__Stored data__.
==============================

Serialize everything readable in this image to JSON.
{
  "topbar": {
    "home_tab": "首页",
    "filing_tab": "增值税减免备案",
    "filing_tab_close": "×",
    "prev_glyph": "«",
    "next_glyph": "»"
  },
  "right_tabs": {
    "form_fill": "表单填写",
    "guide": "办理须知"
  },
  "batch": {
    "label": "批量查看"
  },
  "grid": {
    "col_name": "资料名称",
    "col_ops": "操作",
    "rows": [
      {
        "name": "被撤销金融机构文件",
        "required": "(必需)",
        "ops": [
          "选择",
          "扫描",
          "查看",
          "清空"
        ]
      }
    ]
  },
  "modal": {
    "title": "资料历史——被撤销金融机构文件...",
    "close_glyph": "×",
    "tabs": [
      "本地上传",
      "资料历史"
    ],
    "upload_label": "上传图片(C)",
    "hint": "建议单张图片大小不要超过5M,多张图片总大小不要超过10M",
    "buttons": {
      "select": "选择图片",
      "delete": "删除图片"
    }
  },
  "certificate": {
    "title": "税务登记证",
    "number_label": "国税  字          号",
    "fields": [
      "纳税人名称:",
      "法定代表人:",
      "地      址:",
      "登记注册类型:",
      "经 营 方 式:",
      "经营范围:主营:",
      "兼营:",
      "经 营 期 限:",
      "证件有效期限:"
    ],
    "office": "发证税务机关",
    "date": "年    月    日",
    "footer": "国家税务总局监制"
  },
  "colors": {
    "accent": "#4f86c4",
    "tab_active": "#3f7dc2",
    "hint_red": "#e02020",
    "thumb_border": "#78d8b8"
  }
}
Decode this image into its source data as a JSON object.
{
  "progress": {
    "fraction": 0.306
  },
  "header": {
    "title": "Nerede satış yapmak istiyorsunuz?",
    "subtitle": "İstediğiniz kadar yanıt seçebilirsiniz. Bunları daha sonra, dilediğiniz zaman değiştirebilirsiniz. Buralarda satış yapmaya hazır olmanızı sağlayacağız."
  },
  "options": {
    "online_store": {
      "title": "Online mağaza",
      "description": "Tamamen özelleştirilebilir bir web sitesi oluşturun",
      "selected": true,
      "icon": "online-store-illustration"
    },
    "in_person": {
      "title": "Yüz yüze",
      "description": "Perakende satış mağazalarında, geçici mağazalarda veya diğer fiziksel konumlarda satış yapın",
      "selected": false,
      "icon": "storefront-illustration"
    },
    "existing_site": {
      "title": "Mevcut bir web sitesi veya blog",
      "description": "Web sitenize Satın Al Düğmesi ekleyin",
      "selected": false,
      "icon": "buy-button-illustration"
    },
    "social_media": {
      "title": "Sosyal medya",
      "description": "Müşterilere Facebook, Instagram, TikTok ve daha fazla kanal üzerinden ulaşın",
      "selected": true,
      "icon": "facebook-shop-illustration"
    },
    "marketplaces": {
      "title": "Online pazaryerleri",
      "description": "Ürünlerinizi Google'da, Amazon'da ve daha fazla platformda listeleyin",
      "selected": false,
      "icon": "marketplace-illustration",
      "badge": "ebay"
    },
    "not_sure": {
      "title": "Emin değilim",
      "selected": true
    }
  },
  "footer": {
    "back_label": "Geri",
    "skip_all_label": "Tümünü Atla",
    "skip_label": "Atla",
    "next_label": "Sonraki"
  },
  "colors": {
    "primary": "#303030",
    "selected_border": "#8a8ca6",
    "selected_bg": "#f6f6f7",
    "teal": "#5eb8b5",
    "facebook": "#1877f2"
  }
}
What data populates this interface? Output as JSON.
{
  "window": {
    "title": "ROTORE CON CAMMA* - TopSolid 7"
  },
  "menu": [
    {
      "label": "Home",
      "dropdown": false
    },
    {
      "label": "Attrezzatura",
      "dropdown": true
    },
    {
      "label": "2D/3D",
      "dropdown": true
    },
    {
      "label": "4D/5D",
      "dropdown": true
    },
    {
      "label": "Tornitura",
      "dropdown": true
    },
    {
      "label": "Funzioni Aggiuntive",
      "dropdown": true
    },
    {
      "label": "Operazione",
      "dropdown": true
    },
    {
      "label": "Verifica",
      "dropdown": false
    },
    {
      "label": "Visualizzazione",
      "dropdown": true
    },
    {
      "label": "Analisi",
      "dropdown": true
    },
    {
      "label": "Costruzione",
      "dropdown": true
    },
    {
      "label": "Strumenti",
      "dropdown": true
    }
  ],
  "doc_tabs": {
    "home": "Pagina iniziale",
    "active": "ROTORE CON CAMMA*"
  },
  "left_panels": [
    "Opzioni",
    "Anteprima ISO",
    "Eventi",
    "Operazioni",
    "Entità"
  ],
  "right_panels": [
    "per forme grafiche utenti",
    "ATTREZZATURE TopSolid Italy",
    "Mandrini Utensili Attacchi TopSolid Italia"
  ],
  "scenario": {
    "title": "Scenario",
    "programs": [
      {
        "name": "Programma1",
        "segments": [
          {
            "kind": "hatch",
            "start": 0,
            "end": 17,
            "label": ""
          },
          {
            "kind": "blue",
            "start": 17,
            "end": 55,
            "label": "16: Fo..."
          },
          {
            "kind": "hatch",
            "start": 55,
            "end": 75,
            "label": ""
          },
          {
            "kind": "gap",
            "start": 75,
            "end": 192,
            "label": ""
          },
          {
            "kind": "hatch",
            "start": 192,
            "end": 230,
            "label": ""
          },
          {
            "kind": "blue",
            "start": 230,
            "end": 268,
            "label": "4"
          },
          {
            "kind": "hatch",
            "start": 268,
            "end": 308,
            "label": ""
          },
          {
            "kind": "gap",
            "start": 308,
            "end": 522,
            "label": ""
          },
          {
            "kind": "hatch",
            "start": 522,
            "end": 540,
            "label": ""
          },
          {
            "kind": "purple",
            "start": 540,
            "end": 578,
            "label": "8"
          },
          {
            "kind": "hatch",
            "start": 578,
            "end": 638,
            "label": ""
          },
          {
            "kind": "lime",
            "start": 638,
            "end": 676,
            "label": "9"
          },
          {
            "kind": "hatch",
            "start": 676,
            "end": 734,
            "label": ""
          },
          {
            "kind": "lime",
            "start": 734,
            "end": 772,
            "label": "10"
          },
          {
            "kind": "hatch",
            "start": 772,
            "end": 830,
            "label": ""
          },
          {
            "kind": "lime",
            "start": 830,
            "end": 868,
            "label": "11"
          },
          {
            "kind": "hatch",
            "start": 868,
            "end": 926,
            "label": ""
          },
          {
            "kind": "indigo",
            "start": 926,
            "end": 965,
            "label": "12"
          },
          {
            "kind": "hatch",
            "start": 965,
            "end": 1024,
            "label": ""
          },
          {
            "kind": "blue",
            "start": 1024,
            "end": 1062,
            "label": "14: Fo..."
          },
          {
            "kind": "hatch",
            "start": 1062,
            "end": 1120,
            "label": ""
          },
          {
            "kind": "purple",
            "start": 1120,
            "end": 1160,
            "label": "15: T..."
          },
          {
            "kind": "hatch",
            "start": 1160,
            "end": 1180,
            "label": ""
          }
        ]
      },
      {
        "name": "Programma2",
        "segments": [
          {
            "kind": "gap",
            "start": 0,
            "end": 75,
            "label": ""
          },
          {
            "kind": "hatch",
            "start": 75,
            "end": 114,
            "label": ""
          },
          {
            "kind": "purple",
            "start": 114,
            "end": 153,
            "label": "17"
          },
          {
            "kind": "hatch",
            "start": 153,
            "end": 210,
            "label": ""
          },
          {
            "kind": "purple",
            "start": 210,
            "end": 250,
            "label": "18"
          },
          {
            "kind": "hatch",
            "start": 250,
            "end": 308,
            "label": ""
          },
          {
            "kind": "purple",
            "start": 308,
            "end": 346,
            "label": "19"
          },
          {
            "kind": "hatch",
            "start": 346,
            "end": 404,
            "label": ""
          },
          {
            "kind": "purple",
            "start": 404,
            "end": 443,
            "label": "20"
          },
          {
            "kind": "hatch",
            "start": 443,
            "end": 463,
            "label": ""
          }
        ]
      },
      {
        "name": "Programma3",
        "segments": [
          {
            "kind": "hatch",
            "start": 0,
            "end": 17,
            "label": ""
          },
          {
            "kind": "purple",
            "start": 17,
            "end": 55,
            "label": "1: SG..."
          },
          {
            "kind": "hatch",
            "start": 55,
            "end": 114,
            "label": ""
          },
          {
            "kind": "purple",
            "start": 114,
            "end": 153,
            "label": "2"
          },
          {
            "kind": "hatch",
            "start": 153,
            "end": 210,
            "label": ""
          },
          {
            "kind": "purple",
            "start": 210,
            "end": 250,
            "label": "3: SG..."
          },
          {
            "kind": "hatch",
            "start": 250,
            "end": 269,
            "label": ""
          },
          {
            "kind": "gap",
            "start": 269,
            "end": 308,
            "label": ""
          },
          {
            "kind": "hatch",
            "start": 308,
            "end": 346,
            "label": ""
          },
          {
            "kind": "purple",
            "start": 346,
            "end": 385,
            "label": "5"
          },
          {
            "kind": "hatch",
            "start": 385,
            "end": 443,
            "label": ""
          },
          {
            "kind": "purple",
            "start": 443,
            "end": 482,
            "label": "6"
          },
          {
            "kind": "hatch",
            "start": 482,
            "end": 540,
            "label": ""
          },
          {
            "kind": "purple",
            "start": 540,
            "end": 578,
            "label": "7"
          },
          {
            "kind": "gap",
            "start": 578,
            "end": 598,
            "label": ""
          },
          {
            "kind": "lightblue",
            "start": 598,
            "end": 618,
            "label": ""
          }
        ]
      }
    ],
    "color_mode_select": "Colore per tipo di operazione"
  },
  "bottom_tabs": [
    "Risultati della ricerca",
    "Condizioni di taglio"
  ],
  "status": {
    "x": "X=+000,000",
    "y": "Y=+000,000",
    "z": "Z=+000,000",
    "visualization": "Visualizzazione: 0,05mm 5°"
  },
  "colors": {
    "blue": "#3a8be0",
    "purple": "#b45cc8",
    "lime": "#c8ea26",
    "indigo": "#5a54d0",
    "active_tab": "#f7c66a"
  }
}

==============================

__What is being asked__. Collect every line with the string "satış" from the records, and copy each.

__Response__.
    "title": "Nerede satış yapmak istiyorsunuz?",
    "subtitle": "İstediğiniz kadar yanıt seçebilirsiniz. Bunları daha sonra, dilediğiniz zaman değiştirebilirsiniz. Buralarda satış yapmaya hazır olmanızı sağlayacağız."
      "description": "Perakende satış mağazalarında, geçici mağazalarda veya diğer fiziksel konumlarda satış yapın",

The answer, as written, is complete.